So finding the right managers is clearly the biggest challenge for firms that hope to develop high-performance cultures. Says Maister, “Success comes not from specific tactics, but from the mindset, worldview and belief system that lie behind them. This is not necessarily a pleasant message. Tactics you can adopt, change, put on and take off. But a philosophy? You either believe this stuff or you don’t. Or, more importantly, either your people believe that you believe this stuff or they don’t.”
“It’s easy to talk about your company’s great culture when times are going well,” says Graham. “It’s easy to find money to spend on employee-oriented programs or events. But what happens when the good times slow down, as they have for the economy over the last few quarters? Budgets allocated for maintaining the culture category are many times the first to feel the pinch when corporate belts are tightened.
“But that’s not the case, I submit, at companies that really value a culture of success. In fact, that is precisely the time when the culture you have built can see you through. A strong culture will help your employees keep their focus on doing outstanding work, despite other issues that may be swirling. This is when employees learn if all the talk about culture is just that.”

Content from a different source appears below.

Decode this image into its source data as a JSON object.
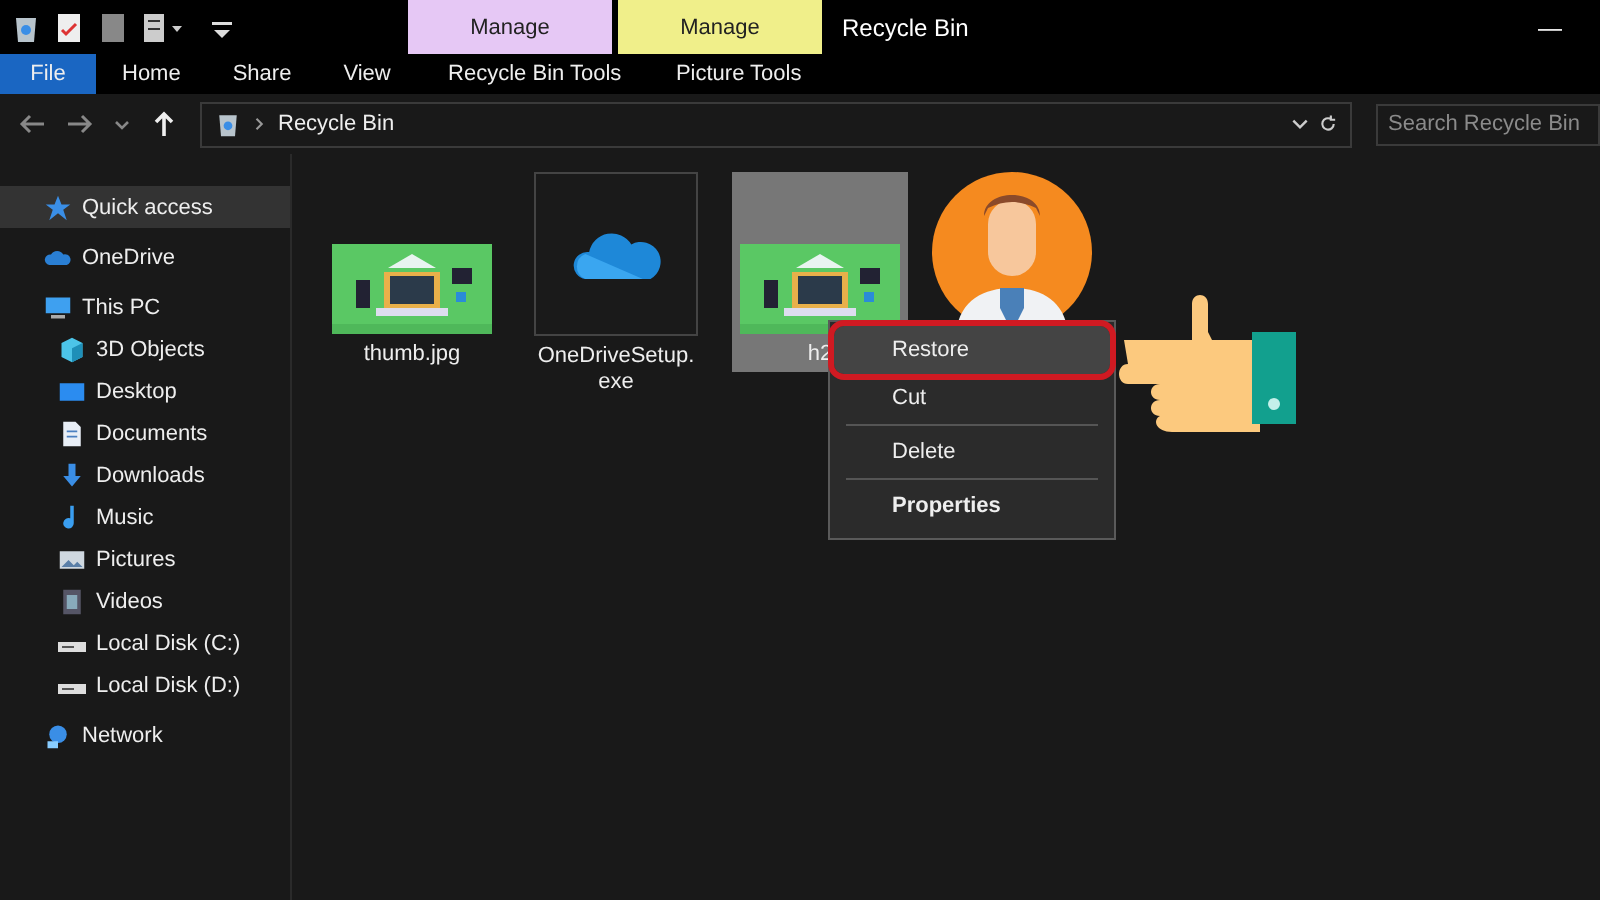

In March of this year, Fleishman-Hillard held the latest of its worldwide conferences, bringing more than 2,000 people from around the world together for three days, at a cost that ran into seven figures.
“Given the slow start to the year, I don’t think anyone at the company would have questioned it if we cancelled the meeting this year,” Graham says. “But I believed firmly then—and even more so today—that canceling that meeting would have sent the wrong message. It would have told employees that this meeting, which is really for them, was less important to the company than our short-term goals.”